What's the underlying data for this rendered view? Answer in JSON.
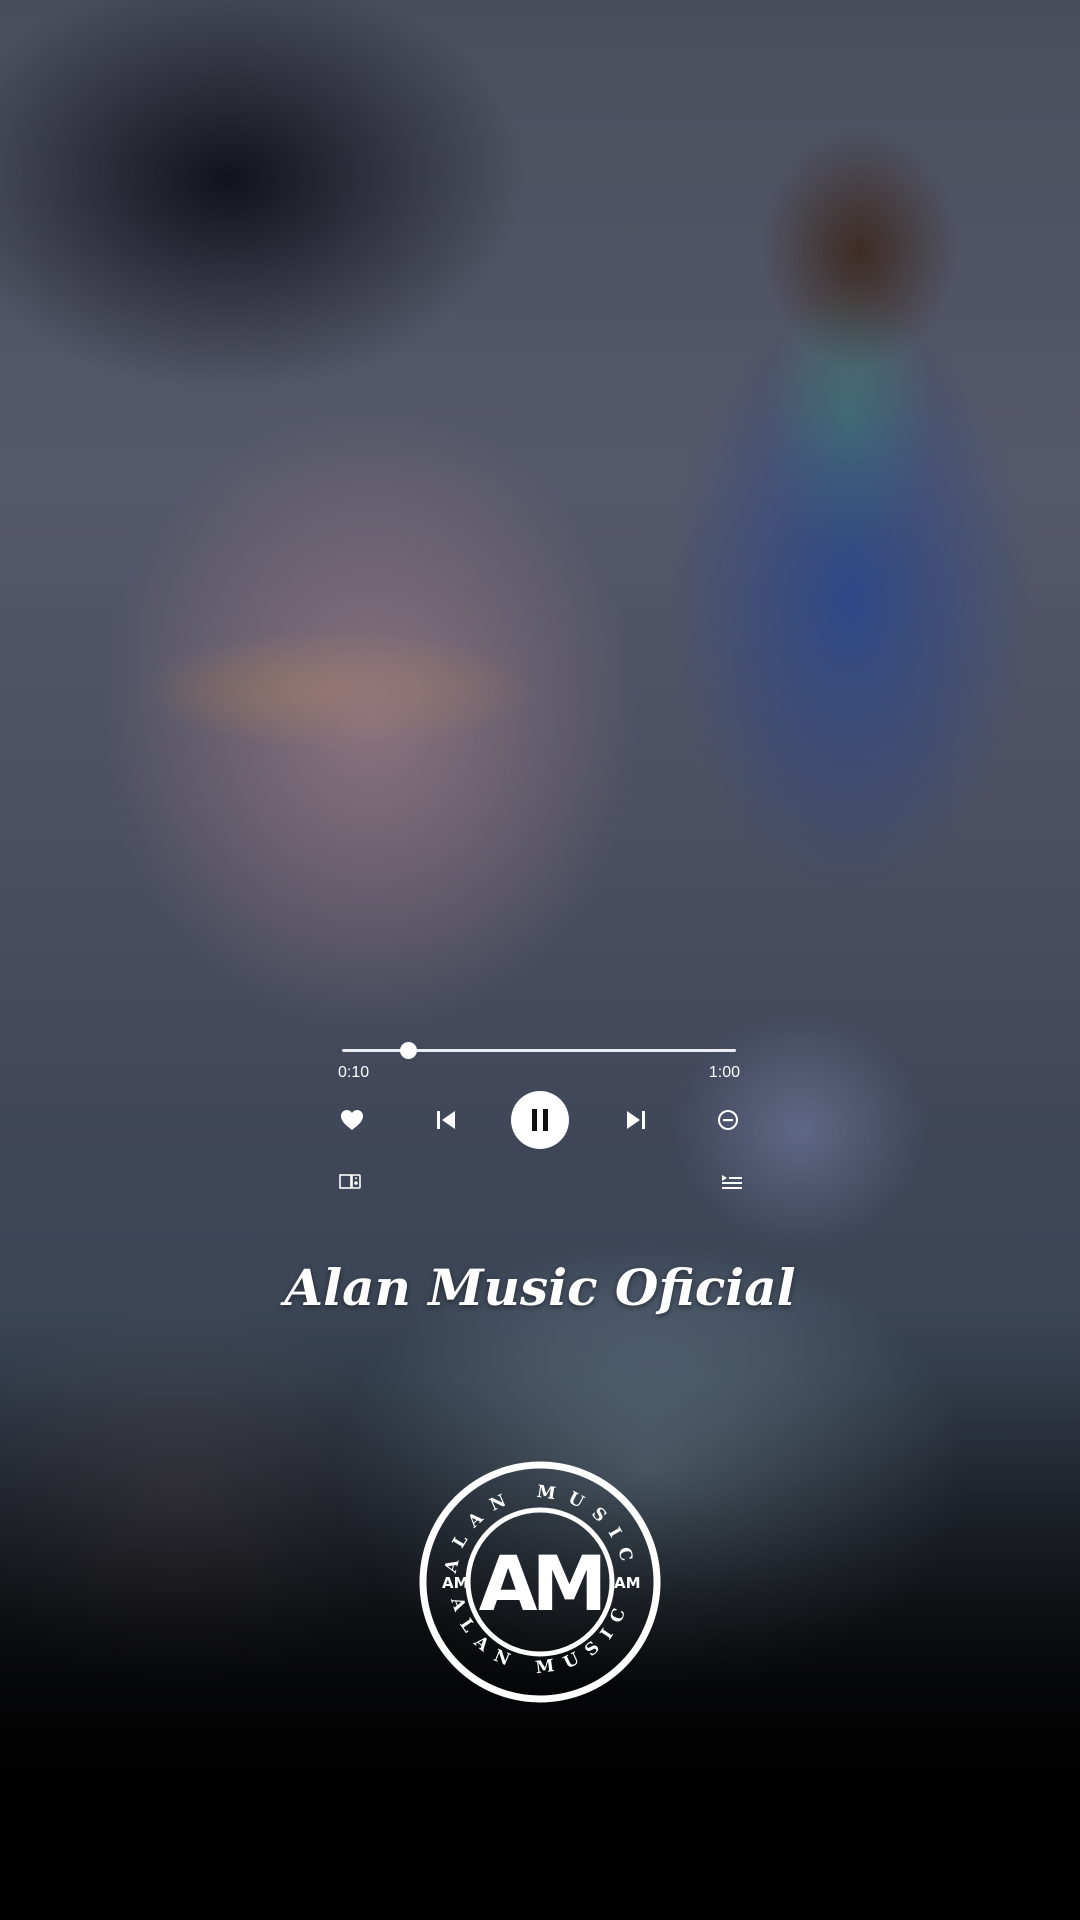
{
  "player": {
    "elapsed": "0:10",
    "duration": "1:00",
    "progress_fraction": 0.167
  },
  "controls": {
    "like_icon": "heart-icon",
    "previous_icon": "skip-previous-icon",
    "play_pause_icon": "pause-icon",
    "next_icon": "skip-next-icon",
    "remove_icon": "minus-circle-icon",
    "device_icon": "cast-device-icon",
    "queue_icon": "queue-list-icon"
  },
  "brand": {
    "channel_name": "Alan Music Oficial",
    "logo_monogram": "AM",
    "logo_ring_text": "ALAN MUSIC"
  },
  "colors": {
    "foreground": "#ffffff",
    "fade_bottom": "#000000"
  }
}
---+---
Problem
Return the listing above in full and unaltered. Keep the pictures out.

Worked solution
What's the underlying data for this rendered view? Answer in JSON.
{
  "player": {
    "elapsed": "0:10",
    "duration": "1:00",
    "progress_fraction": 0.167
  },
  "controls": {
    "like_icon": "heart-icon",
    "previous_icon": "skip-previous-icon",
    "play_pause_icon": "pause-icon",
    "next_icon": "skip-next-icon",
    "remove_icon": "minus-circle-icon",
    "device_icon": "cast-device-icon",
    "queue_icon": "queue-list-icon"
  },
  "brand": {
    "channel_name": "Alan Music Oficial",
    "logo_monogram": "AM",
    "logo_ring_text": "ALAN MUSIC"
  },
  "colors": {
    "foreground": "#ffffff",
    "fade_bottom": "#000000"
  }
}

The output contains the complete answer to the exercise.